In the 32 years since the end of the hostage crisis, the deep and profound wounds it inflicted have not healed. Both the secular and more powerful religious leaders of the theocratic state of about 80 million people continue to spew anti-American venom and anti-Western broadsides in liberal doses.
Over the past four years, President Mahmoud Ahmadinejad has carried on the anti-Western credo that has guided the state since the revolution of 1979 that overthrew Shah Mohammad Reza Pahlavi and transformed Iran into an irate Islamic state. As that state has matured, it also has taunted the world and snubbed international law with its nuclear plans, further alienating it from peace-loving states around the globe.

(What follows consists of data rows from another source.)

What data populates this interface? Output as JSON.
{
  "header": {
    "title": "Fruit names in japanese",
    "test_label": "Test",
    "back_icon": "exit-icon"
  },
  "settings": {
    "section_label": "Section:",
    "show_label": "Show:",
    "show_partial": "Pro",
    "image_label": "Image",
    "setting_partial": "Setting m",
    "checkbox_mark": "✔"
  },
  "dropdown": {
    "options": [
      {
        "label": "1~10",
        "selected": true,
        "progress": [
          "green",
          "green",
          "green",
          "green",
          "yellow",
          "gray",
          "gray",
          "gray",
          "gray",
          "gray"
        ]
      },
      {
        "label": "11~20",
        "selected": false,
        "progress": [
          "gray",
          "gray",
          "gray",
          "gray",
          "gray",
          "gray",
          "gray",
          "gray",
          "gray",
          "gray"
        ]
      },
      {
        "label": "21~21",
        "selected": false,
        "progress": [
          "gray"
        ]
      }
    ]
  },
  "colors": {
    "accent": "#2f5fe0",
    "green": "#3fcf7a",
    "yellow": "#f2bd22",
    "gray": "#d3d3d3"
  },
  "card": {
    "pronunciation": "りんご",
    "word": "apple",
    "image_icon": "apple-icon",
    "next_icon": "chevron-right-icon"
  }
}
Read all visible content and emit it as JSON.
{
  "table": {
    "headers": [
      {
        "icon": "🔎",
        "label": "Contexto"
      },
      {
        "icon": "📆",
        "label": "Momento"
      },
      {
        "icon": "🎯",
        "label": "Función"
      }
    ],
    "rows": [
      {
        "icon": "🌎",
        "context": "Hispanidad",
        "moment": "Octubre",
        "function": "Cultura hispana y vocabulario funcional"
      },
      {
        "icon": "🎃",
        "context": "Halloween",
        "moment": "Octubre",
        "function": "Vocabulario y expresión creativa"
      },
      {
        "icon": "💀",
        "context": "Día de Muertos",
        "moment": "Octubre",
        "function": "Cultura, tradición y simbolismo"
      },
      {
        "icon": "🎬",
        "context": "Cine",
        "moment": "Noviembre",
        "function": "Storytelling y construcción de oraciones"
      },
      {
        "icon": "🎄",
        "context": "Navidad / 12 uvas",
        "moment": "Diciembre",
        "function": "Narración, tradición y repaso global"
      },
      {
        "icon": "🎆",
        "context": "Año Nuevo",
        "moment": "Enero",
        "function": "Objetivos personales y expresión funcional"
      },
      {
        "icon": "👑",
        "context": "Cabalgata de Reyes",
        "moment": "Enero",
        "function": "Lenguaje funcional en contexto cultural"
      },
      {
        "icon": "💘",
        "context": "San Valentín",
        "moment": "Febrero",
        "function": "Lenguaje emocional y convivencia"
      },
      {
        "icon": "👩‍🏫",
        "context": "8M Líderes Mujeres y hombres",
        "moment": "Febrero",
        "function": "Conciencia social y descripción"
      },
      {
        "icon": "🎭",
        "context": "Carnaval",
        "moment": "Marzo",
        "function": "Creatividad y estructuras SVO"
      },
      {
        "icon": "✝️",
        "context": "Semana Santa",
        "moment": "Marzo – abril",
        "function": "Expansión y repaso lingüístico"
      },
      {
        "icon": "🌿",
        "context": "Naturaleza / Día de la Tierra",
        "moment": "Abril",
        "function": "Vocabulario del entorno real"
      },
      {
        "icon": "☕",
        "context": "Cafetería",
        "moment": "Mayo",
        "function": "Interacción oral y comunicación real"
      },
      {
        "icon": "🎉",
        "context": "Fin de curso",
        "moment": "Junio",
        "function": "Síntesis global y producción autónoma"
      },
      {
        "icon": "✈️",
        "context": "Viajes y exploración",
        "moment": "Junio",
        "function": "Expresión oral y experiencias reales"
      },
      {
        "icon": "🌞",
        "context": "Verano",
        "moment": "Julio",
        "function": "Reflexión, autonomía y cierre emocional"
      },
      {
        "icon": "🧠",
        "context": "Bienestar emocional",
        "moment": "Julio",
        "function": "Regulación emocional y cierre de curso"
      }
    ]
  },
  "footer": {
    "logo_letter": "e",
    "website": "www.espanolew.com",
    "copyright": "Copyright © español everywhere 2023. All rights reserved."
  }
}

A NEW ERA?
Given that pessimistic and bleak backdrop, last week’s election of moderate candidate Hassan Rowhani as Iran’s new president gives cause for cautious – extremely cautious – optimism that a new era in Iranian politics, human rights and international relations may be dawning.
Unlike Ahmadinejad and his predecessors, Rowhani sounds a surprisingly conciliatory tone toward America and the West. On the nation’s icy relations with the U.S., Rowhani this week said, “It is an old wound that needs to be healed. … The new government feels that a new opportunity arises to have dialogue with the world.”
The leader who will take office in August also vows to fix the nation’s battered economy, address its human-rights atrocities and work toward ending international sanctions.
In response, the White House has called Rowhani’s election “a potentially hopeful sign.” President Barack Obama wisely has chosen not to consider lifting economic sanctions against Iran until the nation takes “significant steps” to prove it is not pursuing nuclear weapons.
The president is absolutely correct in guarding his optimism. Despite his outward veneer of an agent of positive change, Rowhani carries heavy baggage filled with some of the same despicable anti-Western gear of his predecessors. Consider:
To many voters, Rowhani was considered the “best of the worst” of six candidates in the field. Other more tolerant and progressive reformist candidates were banished from the ballot last month by the more powerful Ayatollah Ali Khamenei.
Rowhani has made it clear he will not allow the U.S. or other Western nations to meddle in Iran’s ability to pursue nuclear options. He also strongly reiterated Iran’s refusal to halt uranium enrichment as the United Nations Security Council has demanded.
He is a conservative cleric with long-standing loyalties to the religious hierarchy.
Nonetheless, there is at least a slither of hope for optimism, given Rowhani’s softer tone and the Iranian citizenry’s strong mandate for moderation by choosing him in Saturday’s election.
His ascension to power gives the United States, Israel and the world community the best opportunity in over three decades to negotiate with Iran to abandon its nuclear-weapon agenda, to halt its human-rights abuses and to become a more responsible player on the world stage.
That’s an opportunity Obama and other world leaders should grasp onto with guarded gusto.